Exercise aim —
Retype the whole of the data exactly.

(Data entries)
============================================================

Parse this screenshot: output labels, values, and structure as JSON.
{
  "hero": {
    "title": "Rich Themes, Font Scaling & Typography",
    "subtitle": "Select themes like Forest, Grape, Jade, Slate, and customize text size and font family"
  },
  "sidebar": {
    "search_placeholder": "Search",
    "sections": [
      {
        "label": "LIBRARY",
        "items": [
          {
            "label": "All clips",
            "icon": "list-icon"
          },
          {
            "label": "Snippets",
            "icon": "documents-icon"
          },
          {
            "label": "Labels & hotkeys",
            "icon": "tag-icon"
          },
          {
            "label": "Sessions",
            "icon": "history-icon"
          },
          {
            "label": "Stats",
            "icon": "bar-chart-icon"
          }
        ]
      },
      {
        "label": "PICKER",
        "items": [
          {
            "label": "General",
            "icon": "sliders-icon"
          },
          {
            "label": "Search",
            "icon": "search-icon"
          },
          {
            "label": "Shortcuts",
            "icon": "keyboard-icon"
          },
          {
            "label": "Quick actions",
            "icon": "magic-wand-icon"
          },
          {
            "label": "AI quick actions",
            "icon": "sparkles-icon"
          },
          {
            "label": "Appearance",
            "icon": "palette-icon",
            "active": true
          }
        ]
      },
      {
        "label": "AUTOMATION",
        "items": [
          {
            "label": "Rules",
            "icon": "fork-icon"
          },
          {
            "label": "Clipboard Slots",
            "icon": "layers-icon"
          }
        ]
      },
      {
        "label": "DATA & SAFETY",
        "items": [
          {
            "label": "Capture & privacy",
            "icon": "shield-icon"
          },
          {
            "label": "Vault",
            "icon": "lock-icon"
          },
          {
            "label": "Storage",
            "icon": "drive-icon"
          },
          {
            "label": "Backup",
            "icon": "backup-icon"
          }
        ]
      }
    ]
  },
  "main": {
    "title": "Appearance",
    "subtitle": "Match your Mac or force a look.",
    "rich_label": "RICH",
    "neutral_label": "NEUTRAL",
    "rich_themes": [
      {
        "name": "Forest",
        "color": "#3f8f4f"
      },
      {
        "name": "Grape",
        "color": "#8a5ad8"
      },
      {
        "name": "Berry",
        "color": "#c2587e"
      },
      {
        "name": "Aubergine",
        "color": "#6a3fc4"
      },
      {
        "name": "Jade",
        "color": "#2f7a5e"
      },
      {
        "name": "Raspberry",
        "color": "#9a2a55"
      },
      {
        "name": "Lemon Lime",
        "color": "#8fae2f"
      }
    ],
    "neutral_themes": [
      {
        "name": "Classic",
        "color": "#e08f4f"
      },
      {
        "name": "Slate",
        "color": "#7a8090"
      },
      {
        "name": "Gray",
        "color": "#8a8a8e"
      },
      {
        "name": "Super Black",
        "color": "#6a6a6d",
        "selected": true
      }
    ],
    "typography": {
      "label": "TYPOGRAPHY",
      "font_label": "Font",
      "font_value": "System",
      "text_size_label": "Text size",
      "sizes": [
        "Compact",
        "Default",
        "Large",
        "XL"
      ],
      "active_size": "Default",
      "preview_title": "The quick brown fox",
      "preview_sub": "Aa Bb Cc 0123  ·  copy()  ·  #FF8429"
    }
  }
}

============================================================

Expected output —
Parse this screenshot: output labels, values, and structure as JSON.
{
  "hero": {
    "title": "Rich Themes, Font Scaling & Typography",
    "subtitle": "Select themes like Forest, Grape, Jade, Slate, and customize text size and font family"
  },
  "sidebar": {
    "search_placeholder": "Search",
    "sections": [
      {
        "label": "LIBRARY",
        "items": [
          {
            "label": "All clips",
            "icon": "list-icon"
          },
          {
            "label": "Snippets",
            "icon": "documents-icon"
          },
          {
            "label": "Labels & hotkeys",
            "icon": "tag-icon"
          },
          {
            "label": "Sessions",
            "icon": "history-icon"
          },
          {
            "label": "Stats",
            "icon": "bar-chart-icon"
          }
        ]
      },
      {
        "label": "PICKER",
        "items": [
          {
            "label": "General",
            "icon": "sliders-icon"
          },
          {
            "label": "Search",
            "icon": "search-icon"
          },
          {
            "label": "Shortcuts",
            "icon": "keyboard-icon"
          },
          {
            "label": "Quick actions",
            "icon": "magic-wand-icon"
          },
          {
            "label": "AI quick actions",
            "icon": "sparkles-icon"
          },
          {
            "label": "Appearance",
            "icon": "palette-icon",
            "active": true
          }
        ]
      },
      {
        "label": "AUTOMATION",
        "items": [
          {
            "label": "Rules",
            "icon": "fork-icon"
          },
          {
            "label": "Clipboard Slots",
            "icon": "layers-icon"
          }
        ]
      },
      {
        "label": "DATA & SAFETY",
        "items": [
          {
            "label": "Capture & privacy",
            "icon": "shield-icon"
          },
          {
            "label": "Vault",
            "icon": "lock-icon"
          },
          {
            "label": "Storage",
            "icon": "drive-icon"
          },
          {
            "label": "Backup",
            "icon": "backup-icon"
          }
        ]
      }
    ]
  },
  "main": {
    "title": "Appearance",
    "subtitle": "Match your Mac or force a look.",
    "rich_label": "RICH",
    "neutral_label": "NEUTRAL",
    "rich_themes": [
      {
        "name": "Forest",
        "color": "#3f8f4f"
      },
      {
        "name": "Grape",
        "color": "#8a5ad8"
      },
      {
        "name": "Berry",
        "color": "#c2587e"
      },
      {
        "name": "Aubergine",
        "color": "#6a3fc4"
      },
      {
        "name": "Jade",
        "color": "#2f7a5e"
      },
      {
        "name": "Raspberry",
        "color": "#9a2a55"
      },
      {
        "name": "Lemon Lime",
        "color": "#8fae2f"
      }
    ],
    "neutral_themes": [
      {
        "name": "Classic",
        "color": "#e08f4f"
      },
      {
        "name": "Slate",
        "color": "#7a8090"
      },
      {
        "name": "Gray",
        "color": "#8a8a8e"
      },
      {
        "name": "Super Black",
        "color": "#6a6a6d",
        "selected": true
      }
    ],
    "typography": {
      "label": "TYPOGRAPHY",
      "font_label": "Font",
      "font_value": "System",
      "text_size_label": "Text size",
      "sizes": [
        "Compact",
        "Default",
        "Large",
        "XL"
      ],
      "active_size": "Default",
      "preview_title": "The quick brown fox",
      "preview_sub": "Aa Bb Cc 0123  ·  copy()  ·  #FF8429"
    }
  }
}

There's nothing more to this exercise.